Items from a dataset
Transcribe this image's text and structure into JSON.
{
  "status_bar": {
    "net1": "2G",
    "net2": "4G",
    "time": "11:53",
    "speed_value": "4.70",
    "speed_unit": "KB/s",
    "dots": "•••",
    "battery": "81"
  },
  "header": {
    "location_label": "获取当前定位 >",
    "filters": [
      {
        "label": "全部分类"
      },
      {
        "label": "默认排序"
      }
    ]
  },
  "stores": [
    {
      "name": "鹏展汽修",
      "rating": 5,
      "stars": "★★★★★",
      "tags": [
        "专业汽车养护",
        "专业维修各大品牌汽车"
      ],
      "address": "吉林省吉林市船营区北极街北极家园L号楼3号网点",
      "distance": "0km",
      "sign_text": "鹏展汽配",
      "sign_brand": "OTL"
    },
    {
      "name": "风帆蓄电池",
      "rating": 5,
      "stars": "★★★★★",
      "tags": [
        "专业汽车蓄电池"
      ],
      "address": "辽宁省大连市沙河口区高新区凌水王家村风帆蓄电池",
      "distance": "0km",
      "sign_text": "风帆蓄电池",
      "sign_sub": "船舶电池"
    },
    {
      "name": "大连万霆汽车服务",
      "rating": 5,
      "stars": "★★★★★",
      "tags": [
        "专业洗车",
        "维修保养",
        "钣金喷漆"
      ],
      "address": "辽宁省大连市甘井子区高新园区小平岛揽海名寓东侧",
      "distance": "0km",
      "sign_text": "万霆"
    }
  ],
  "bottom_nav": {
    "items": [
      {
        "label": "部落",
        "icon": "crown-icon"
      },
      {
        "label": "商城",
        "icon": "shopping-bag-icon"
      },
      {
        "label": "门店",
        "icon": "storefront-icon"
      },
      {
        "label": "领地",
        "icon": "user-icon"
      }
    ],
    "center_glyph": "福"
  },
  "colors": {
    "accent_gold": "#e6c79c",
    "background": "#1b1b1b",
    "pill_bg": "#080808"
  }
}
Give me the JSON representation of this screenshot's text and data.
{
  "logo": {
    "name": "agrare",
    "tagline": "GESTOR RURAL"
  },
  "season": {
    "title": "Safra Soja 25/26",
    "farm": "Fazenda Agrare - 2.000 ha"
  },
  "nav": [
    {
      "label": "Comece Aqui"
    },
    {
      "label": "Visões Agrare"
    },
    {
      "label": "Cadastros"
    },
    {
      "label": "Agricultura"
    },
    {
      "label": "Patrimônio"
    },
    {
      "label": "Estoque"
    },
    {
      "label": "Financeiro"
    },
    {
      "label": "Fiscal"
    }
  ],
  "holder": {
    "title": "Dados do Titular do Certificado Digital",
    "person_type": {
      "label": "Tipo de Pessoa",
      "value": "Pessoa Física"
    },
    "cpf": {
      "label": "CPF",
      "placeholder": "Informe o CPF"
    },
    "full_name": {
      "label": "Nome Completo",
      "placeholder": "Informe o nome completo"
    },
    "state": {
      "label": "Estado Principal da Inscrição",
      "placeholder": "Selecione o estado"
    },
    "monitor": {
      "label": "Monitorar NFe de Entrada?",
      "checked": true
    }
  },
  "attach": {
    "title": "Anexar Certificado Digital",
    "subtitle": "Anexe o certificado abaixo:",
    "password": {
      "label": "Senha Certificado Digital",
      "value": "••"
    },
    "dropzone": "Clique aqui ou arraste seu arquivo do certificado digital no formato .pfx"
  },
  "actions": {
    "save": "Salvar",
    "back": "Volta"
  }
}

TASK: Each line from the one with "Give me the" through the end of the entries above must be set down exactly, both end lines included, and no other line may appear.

RESPONSE:
Give me the JSON representation of this screenshot's text and data.
{
  "logo": {
    "name": "agrare",
    "tagline": "GESTOR RURAL"
  },
  "season": {
    "title": "Safra Soja 25/26",
    "farm": "Fazenda Agrare - 2.000 ha"
  },
  "nav": [
    {
      "label": "Comece Aqui"
    },
    {
      "label": "Visões Agrare"
    },
    {
      "label": "Cadastros"
    },
    {
      "label": "Agricultura"
    },
    {
      "label": "Patrimônio"
    },
    {
      "label": "Estoque"
    },
    {
      "label": "Financeiro"
    },
    {
      "label": "Fiscal"
    }
  ],
  "holder": {
    "title": "Dados do Titular do Certificado Digital",
    "person_type": {
      "label": "Tipo de Pessoa",
      "value": "Pessoa Física"
    },
    "cpf": {
      "label": "CPF",
      "placeholder": "Informe o CPF"
    },
    "full_name": {
      "label": "Nome Completo",
      "placeholder": "Informe o nome completo"
    },
    "state": {
      "label": "Estado Principal da Inscrição",
      "placeholder": "Selecione o estado"
    },
    "monitor": {
      "label": "Monitorar NFe de Entrada?",
      "checked": true
    }
  },
  "attach": {
    "title": "Anexar Certificado Digital",
    "subtitle": "Anexe o certificado abaixo:",
    "password": {
      "label": "Senha Certificado Digital",
      "value": "••"
    },
    "dropzone": "Clique aqui ou arraste seu arquivo do certificado digital no formato .pfx"
  },
  "actions": {
    "save": "Salvar",
    "back": "Volta"
  }
}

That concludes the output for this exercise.